» EXERCISE DETAILS
Repeat only part of the entries. Start at the line that has "Serialize everything readable" and keep going through the last line, exactly as given.

» RECORDS PROVIDED
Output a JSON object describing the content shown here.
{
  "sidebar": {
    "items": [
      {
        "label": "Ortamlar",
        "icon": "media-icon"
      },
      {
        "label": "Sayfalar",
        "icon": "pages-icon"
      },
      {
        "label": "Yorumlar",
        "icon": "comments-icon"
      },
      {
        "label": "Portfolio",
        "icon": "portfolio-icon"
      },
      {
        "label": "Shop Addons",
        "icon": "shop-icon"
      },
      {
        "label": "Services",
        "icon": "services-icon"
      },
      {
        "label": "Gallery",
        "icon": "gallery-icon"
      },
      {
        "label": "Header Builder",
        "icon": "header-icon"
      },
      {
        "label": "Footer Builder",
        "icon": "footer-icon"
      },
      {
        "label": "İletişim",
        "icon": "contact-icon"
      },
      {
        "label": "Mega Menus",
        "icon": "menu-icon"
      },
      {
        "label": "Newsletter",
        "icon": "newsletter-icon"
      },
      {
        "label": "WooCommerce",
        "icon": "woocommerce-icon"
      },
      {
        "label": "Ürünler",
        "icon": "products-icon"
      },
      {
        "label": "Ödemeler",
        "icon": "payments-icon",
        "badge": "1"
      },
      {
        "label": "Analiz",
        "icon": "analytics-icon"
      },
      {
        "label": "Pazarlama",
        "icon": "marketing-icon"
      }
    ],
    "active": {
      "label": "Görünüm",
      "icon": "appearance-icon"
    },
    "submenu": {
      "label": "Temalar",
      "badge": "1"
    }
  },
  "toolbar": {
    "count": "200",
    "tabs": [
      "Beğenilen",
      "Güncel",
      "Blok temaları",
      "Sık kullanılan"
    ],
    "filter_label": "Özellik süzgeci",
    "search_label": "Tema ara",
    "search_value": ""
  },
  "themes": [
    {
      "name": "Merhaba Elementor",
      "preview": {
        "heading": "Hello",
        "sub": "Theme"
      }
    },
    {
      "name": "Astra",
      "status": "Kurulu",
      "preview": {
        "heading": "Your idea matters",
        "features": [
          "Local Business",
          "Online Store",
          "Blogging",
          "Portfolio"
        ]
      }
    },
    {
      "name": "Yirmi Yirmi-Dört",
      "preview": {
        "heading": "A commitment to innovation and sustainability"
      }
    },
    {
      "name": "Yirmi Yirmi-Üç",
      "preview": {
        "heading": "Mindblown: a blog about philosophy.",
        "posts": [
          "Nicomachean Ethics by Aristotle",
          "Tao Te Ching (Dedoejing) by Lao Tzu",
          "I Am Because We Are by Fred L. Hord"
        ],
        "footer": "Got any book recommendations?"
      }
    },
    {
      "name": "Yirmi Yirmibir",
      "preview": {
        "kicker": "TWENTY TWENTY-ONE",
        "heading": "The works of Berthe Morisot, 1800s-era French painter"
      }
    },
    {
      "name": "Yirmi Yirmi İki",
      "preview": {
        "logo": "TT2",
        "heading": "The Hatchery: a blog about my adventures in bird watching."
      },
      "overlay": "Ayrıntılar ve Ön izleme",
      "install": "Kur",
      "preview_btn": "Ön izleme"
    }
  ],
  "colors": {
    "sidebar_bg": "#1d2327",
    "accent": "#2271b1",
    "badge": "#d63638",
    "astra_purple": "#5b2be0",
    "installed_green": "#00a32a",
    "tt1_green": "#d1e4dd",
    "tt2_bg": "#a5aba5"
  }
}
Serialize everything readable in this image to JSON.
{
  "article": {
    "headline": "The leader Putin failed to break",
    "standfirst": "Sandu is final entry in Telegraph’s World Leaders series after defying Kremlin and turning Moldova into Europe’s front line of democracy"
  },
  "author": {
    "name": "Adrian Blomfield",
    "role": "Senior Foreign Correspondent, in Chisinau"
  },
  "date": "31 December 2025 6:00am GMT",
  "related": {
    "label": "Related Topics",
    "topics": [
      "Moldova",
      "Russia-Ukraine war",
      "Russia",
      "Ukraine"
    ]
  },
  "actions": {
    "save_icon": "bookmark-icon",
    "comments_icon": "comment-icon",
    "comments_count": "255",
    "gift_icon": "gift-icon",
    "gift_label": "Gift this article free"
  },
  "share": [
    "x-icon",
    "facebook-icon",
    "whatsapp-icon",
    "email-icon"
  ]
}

» SOLUTION FOR THIS TASK
Serialize everything readable in this image to JSON.
{
  "article": {
    "headline": "The leader Putin failed to break",
    "standfirst": "Sandu is final entry in Telegraph’s World Leaders series after defying Kremlin and turning Moldova into Europe’s front line of democracy"
  },
  "author": {
    "name": "Adrian Blomfield",
    "role": "Senior Foreign Correspondent, in Chisinau"
  },
  "date": "31 December 2025 6:00am GMT",
  "related": {
    "label": "Related Topics",
    "topics": [
      "Moldova",
      "Russia-Ukraine war",
      "Russia",
      "Ukraine"
    ]
  },
  "actions": {
    "save_icon": "bookmark-icon",
    "comments_icon": "comment-icon",
    "comments_count": "255",
    "gift_icon": "gift-icon",
    "gift_label": "Gift this article free"
  },
  "share": [
    "x-icon",
    "facebook-icon",
    "whatsapp-icon",
    "email-icon"
  ]
}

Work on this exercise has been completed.